Thanksgiving looked different this year

Thanksgiving+looked+different+this+year

Creative Commons

Imani Blanding, Contributing Writer

As we all know holidays are around the corner and many questions if things are going to be the same most likely not and it takes a sad turn for families during the holiday season.  

“Danbury has been Connecticut’s coronavirus capital for more than a month now. And doesn’t seem to be changing.” Since last week 9.7% of new cases have been presented to Danbury. There has been an average of  29,008 cases of Covid-19.

The upcoming holidays will be affected by this surge in cases. Holidays have been affected. News channels and mayors across the state are encouraging families to stay home and spend Thanksgiving with their households, providing information about the causes and accidents that may happen if traveling during this time. As Danbury is one of the most affected places in Fairfield County,many DHS students have had their holiday plans altered.  Senior Vivy Lliguicota says, “My usual Thanksgiving is spent going to my aunt’s house and inviting the whole extended family. All the women laugh as they cook together, all the children play together, and all men talk to each other about their day and catch up on things that happened that year.” These plans won’t occur this year as Lliguicota’s grandmother has moved to a different country, believing that country to be safer than the United States during the pandemic. “My advice is to stay home and make Zoom calls with your family. Sacrifice time now so that this virus can leave faster and we could be together soon,” Lliguicota advises. 

Freshman Keyshawna Sanchez will also be unable to spend time with her family this year. “I go to my sister’s house in New Jersey. They have a lot of family over there, and after a couple hours, I go to my mom’s house which usually hosts seven family members. I’m not going to my mom’s house this year, just my sister’s, and there’s going to be a lot less people over.” Sanchez will also be missing her grandparents, as traveling from where they live in Dominican Republic to the United States poses too much of a risk.  Sanchez is pleading with her community to “keep socializing to a minimum, don’t hang out with too many people, and enjoy your holiday events only with your closest relatives.” 

Freshman Bryan Soto plans on  “staying home with [his] family instead of having [his] family over.” Soto still plans on giving thanks and expressing gratitude with his loved ones, a tradition especially important during these times.

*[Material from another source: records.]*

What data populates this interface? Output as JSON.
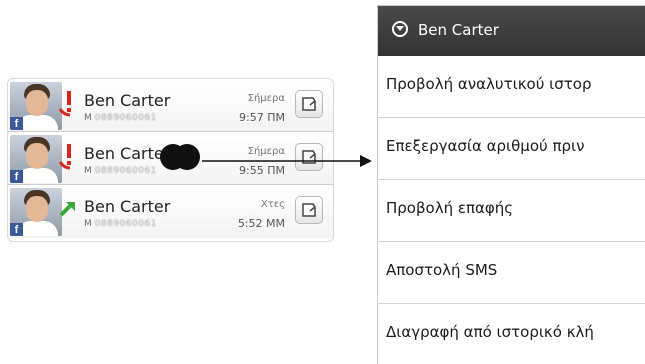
{
  "call_log": {
    "entries": [
      {
        "name": "Ben Carter",
        "number_type": "M",
        "number": "0889060061",
        "day": "Σήμερα",
        "time": "9:57 ΠΜ",
        "call_type": "missed",
        "source_badge": "f"
      },
      {
        "name": "Ben Carte",
        "number_type": "M",
        "number": "0889060061",
        "day": "Σήμερα",
        "time": "9:55 ΠΜ",
        "call_type": "missed",
        "source_badge": "f"
      },
      {
        "name": "Ben Carter",
        "number_type": "M",
        "number": "0889060061",
        "day": "Χτες",
        "time": "5:52 ΜΜ",
        "call_type": "outgoing",
        "source_badge": "f"
      }
    ]
  },
  "context_menu": {
    "title": "Ben Carter",
    "items": [
      "Προβολή αναλυτικού ιστορ",
      "Επεξεργασία αριθμού πριν",
      "Προβολή επαφής",
      "Αποστολή SMS",
      "Διαγραφή από ιστορικό κλή"
    ]
  },
  "colors": {
    "missed_call": "#d7281e",
    "outgoing_call": "#3aa83a",
    "facebook_badge": "#3b5998",
    "menu_header": "#3d3d3d"
  },
  "icons": {
    "missed": "missed-call-icon",
    "outgoing": "outgoing-call-icon",
    "message": "sms-button-icon",
    "menu": "menu-collapse-icon"
  }
}
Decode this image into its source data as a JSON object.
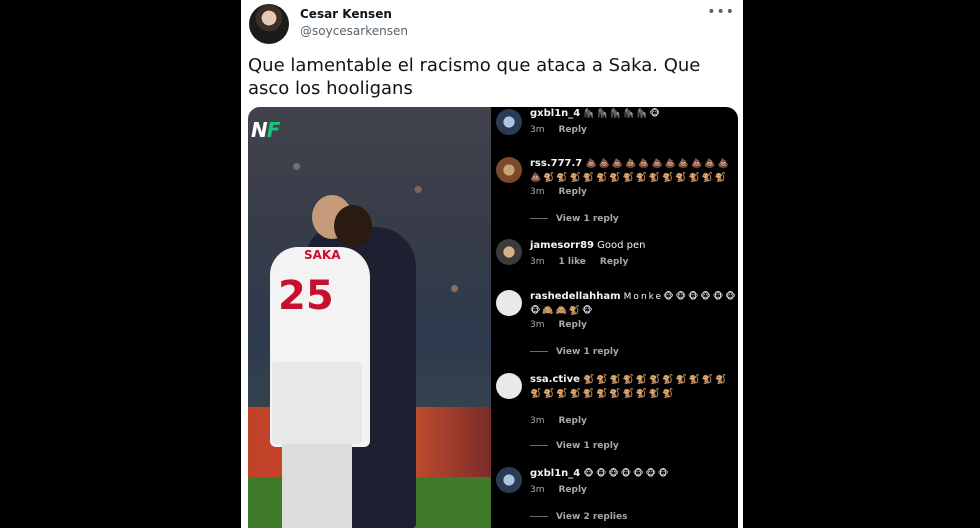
{
  "tweet": {
    "author_name": "Cesar Kensen",
    "author_handle": "@soycesarkensen",
    "more_glyph": "•••",
    "text": "Que lamentable el racismo que ataca a Saka. Que asco los hooligans"
  },
  "photo": {
    "logo_left": "N",
    "logo_right": "F",
    "jersey_name": "SAKA",
    "jersey_number": "25"
  },
  "comments": [
    {
      "user": "gxbl1n_4",
      "text": "🦍🦍🦍🦍🦍🐵",
      "time": "3m",
      "likes": "",
      "reply": "Reply",
      "view_replies": ""
    },
    {
      "user": "rss.777.7",
      "text": "💩💩💩💩💩💩💩💩💩💩💩💩🐒🐒🐒🐒🐒🐒🐒🐒🐒🐒🐒🐒🐒🐒",
      "time": "3m",
      "likes": "",
      "reply": "Reply",
      "view_replies": "View 1 reply"
    },
    {
      "user": "jamesorr89",
      "text": "Good pen",
      "time": "3m",
      "likes": "1 like",
      "reply": "Reply",
      "view_replies": ""
    },
    {
      "user": "rashedellahham",
      "text": "Monke🐵🐵🐵🐵🐵🐵🐵🙈🙈🐒🐵",
      "time": "3m",
      "likes": "",
      "reply": "Reply",
      "view_replies": "View 1 reply"
    },
    {
      "user": "ssa.ctive",
      "text": "🐒🐒🐒🐒🐒🐒🐒🐒🐒🐒🐒🐒🐒🐒🐒🐒🐒🐒🐒🐒🐒🐒",
      "time": "3m",
      "likes": "",
      "reply": "Reply",
      "view_replies": "View 1 reply"
    },
    {
      "user": "gxbl1n_4",
      "text": "🐵🐵🐵🐵🐵🐵🐵",
      "time": "3m",
      "likes": "",
      "reply": "Reply",
      "view_replies": "View 2 replies"
    }
  ]
}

COVID-19 has definitely changed the way students  experience our holidays, but these three students are great examples on how students can spend the holidays with their families and others from a distance and still have a great time.